We can't.
and even if we could we wouldn't because when we could, we didn't.

Its all who, whom. Whom benefits, who suffers.

So yes, if we had wanted to save human civilization (and agriculture) some form CSS would need massive deployment.

But some powerful actors will instead crashcourse geo-engineering hoping they benefit/mollify their stakeholders while the rest of the world sours and bakes or what not.

We are telling ourselves that there is still time for a miracle, but even the miracles we are hoping for aren't miraculous enough, and plan B is geo-engineering climatic russian-roulette.

Naomi Kleins "This Changes Everything" has a nice section on this and its pretty obvious we're F-ed.

Grow plants because they are awesome. Don't let industry pretend plants will save us.
posted by Anchorite_of_Palgrave at 11:45 PM on September 19 [1 favorite]


I'm not saying to despair, i'm saying to radicalize your energy and food life style now because the calvary is not coming, the ship is sinking and the life boats are filled with the rich.

solar panels and electric vehicles and tools are great not because they can prevent climate crises, but because to have reliable useful power that you can essential pre-pay for now, while times are good and use later, when times are bad. Victory gardens and efficent homes and local community affinity groups are good for us now and in the future. These actions won't prevent climate change, but will make adapting and allowing some to survive it easier. To action, to action, another world is coming. Don't let the good of this world slip away without a chance, without a fight. Rage, rage against the dimming of the light.
posted by Anchorite_of_Palgrave at 11:58 PM on September 19 [1 favorite]


There's no reason to despair, if only because it's not useful. The terror is real, but hope still remains. Faint hope, but what else are we going to do.

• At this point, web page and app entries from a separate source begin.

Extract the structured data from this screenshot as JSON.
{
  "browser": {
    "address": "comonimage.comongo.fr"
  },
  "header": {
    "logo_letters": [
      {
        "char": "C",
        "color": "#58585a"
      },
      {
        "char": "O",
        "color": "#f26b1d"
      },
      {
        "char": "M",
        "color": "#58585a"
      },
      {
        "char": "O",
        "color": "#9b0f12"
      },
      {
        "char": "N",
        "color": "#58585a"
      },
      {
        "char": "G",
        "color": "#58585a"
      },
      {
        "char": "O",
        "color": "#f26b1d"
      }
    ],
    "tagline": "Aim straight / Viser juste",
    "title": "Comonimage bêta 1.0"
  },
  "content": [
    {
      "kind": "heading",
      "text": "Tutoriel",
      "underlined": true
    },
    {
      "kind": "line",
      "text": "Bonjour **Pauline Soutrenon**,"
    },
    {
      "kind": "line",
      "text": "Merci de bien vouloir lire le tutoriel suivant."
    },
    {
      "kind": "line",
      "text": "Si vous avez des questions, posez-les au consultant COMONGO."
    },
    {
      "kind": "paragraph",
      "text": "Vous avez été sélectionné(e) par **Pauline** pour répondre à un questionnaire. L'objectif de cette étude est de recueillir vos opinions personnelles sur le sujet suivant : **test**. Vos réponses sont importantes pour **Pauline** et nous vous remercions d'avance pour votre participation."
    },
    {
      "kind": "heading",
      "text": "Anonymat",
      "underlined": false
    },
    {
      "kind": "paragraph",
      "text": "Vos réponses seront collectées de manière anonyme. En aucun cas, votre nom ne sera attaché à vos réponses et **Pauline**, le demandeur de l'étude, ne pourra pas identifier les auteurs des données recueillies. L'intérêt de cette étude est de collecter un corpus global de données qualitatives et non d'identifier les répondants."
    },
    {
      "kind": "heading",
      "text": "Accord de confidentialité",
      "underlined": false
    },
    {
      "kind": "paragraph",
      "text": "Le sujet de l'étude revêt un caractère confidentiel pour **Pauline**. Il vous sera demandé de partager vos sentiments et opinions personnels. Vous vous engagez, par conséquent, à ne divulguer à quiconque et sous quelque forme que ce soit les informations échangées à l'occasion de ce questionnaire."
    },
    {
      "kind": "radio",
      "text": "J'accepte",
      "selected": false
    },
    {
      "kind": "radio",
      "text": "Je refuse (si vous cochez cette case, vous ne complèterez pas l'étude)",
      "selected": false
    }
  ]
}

Make lifestyle changes, sure, but don't do it in the beliefs that individual change will halt matters, do it because you like the changes themselves.

I believe the only thing that will make enough of a difference is state intervention, and I don't expect any of our states as they stand now do that. That can change.
posted by AnhydrousLove at 1:29 AM on September 20 [1 favorite]

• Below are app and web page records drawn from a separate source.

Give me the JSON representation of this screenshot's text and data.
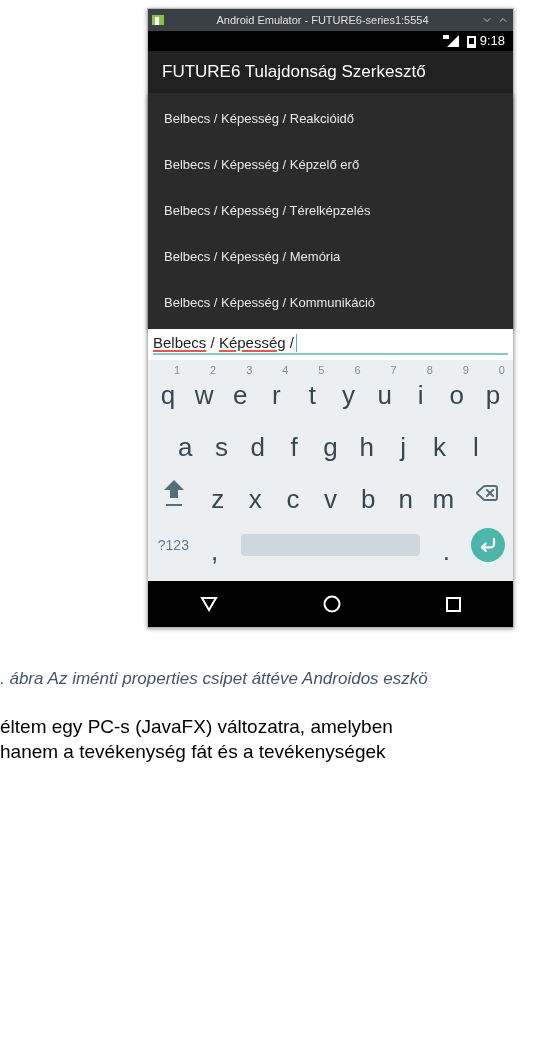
{
  "emulator": {
    "title": "Android Emulator - FUTURE6-series1:5554",
    "status_bar": {
      "time": "9:18"
    },
    "app_bar": {
      "title": "FUTURE6 Tulajdonság Szerkesztő"
    },
    "suggestions": [
      "Belbecs / Képesség / Reakcióidő",
      "Belbecs / Képesség / Képzelő erő",
      "Belbecs / Képesség / Térelképzelés",
      "Belbecs / Képesség / Memória",
      "Belbecs / Képesség / Kommunikáció"
    ],
    "input": {
      "value": [
        {
          "text": "Belbecs",
          "misspelled": true
        },
        {
          "text": " / ",
          "misspelled": false
        },
        {
          "text": "Képesség",
          "misspelled": true
        },
        {
          "text": " /",
          "misspelled": false
        }
      ]
    },
    "keyboard": {
      "rows": [
        [
          {
            "kind": "letter",
            "label": "q",
            "hint": "1"
          },
          {
            "kind": "letter",
            "label": "w",
            "hint": "2"
          },
          {
            "kind": "letter",
            "label": "e",
            "hint": "3"
          },
          {
            "kind": "letter",
            "label": "r",
            "hint": "4"
          },
          {
            "kind": "letter",
            "label": "t",
            "hint": "5"
          },
          {
            "kind": "letter",
            "label": "y",
            "hint": "6"
          },
          {
            "kind": "letter",
            "label": "u",
            "hint": "7"
          },
          {
            "kind": "letter",
            "label": "i",
            "hint": "8"
          },
          {
            "kind": "letter",
            "label": "o",
            "hint": "9"
          },
          {
            "kind": "letter",
            "label": "p",
            "hint": "0"
          }
        ],
        [
          {
            "kind": "letter",
            "label": "a"
          },
          {
            "kind": "letter",
            "label": "s"
          },
          {
            "kind": "letter",
            "label": "d"
          },
          {
            "kind": "letter",
            "label": "f"
          },
          {
            "kind": "letter",
            "label": "g"
          },
          {
            "kind": "letter",
            "label": "h"
          },
          {
            "kind": "letter",
            "label": "j"
          },
          {
            "kind": "letter",
            "label": "k"
          },
          {
            "kind": "letter",
            "label": "l"
          }
        ],
        [
          {
            "kind": "shift"
          },
          {
            "kind": "letter",
            "label": "z"
          },
          {
            "kind": "letter",
            "label": "x"
          },
          {
            "kind": "letter",
            "label": "c"
          },
          {
            "kind": "letter",
            "label": "v"
          },
          {
            "kind": "letter",
            "label": "b"
          },
          {
            "kind": "letter",
            "label": "n"
          },
          {
            "kind": "letter",
            "label": "m"
          },
          {
            "kind": "backspace"
          }
        ],
        [
          {
            "kind": "mode",
            "label": "?123"
          },
          {
            "kind": "letter",
            "label": ","
          },
          {
            "kind": "space"
          },
          {
            "kind": "letter",
            "label": "."
          },
          {
            "kind": "enter"
          }
        ]
      ]
    }
  },
  "caption": ". ábra Az iménti properties csipet áttéve Androidos eszkö",
  "body_lines": [
    "éltem egy PC-s (JavaFX) változatra, amelyben",
    "hanem a tevékenység fát és a tevékenységek"
  ]
}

After 150 years, a breakthrough in understanding the conversion of carbon dioxide to electrofuels "Scientists have long sought ways to convert abundant CO2 to useful products such as chemicals and fuel. As early as in 1869, they were able to electrocatalytically convert CO2 to formic acid. Over the past two decades, the rise of CO2 in Earth's atmosphere has significantly accelerated research in CO2 conversion using renewable energy resources, including solar, wind, and tidal... Recent research in electrocatalytic CO2 conversion points the way to using CO2 as a feedstock and renewable electricity as an energy supply for the synthesis of different types of fuel and value-added chemicals such as ethylene, ethanol, and propane."

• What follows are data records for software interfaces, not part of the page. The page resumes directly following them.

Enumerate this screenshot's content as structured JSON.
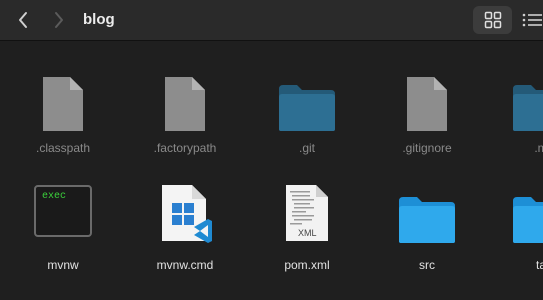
{
  "toolbar": {
    "title": "blog",
    "back_icon": "chevron-left-icon",
    "forward_icon": "chevron-right-icon",
    "grid_view_icon": "grid-view-icon",
    "list_view_icon": "list-view-icon"
  },
  "files": {
    "row1": [
      {
        "name": ".classpath",
        "icon": "document-icon"
      },
      {
        "name": ".factorypath",
        "icon": "document-icon"
      },
      {
        "name": ".git",
        "icon": "folder-icon"
      },
      {
        "name": ".gitignore",
        "icon": "document-icon"
      },
      {
        "name": ".m",
        "icon": "folder-icon"
      }
    ],
    "row2": [
      {
        "name": "mvnw",
        "icon": "terminal-exec-icon",
        "badge_text": "exec"
      },
      {
        "name": "mvnw.cmd",
        "icon": "vscode-file-icon"
      },
      {
        "name": "pom.xml",
        "icon": "xml-file-icon",
        "badge_text": "XML"
      },
      {
        "name": "src",
        "icon": "folder-icon"
      },
      {
        "name": "ta",
        "icon": "folder-icon"
      }
    ]
  },
  "colors": {
    "hidden_folder": "#2d6f93",
    "folder": "#2fa9ec",
    "doc_gray": "#8d8d8d",
    "exec_green": "#3bd13b"
  }
}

also btw... posted by kliuless at 6:32 AM on September 20


Trump administration sees a 7-degree rise in global temperatures by 2100
Last month, deep in a 500-page environmental impact statement, the Trump administration made a startling assumption: On its current course, the planet will warm a disastrous 7 degrees by the end of this century.

A rise of 7 degrees Fahrenheit, or about 4 degrees Celsius, compared with preindustrial levels would be catastrophic, according to scientists. Many coral reefs would dissolve in increasingly acidic oceans. Parts of Manhattan and Miami would be underwater without costly coastal defenses. Extreme heat waves would routinely smother large parts of the globe.

But the administration did not offer this dire forecast as part of an argument to combat climate change. Just the opposite: The analysis assumes the planet’s fate is already sealed.
posted by the man of twists and turns at 9:38 AM on September 28 [1 favorite]




« Older 2018 surplus of $45 billion, with a B.   |   Steam men Newer »


You are not currently logged in. Log in or create a new account to post comments.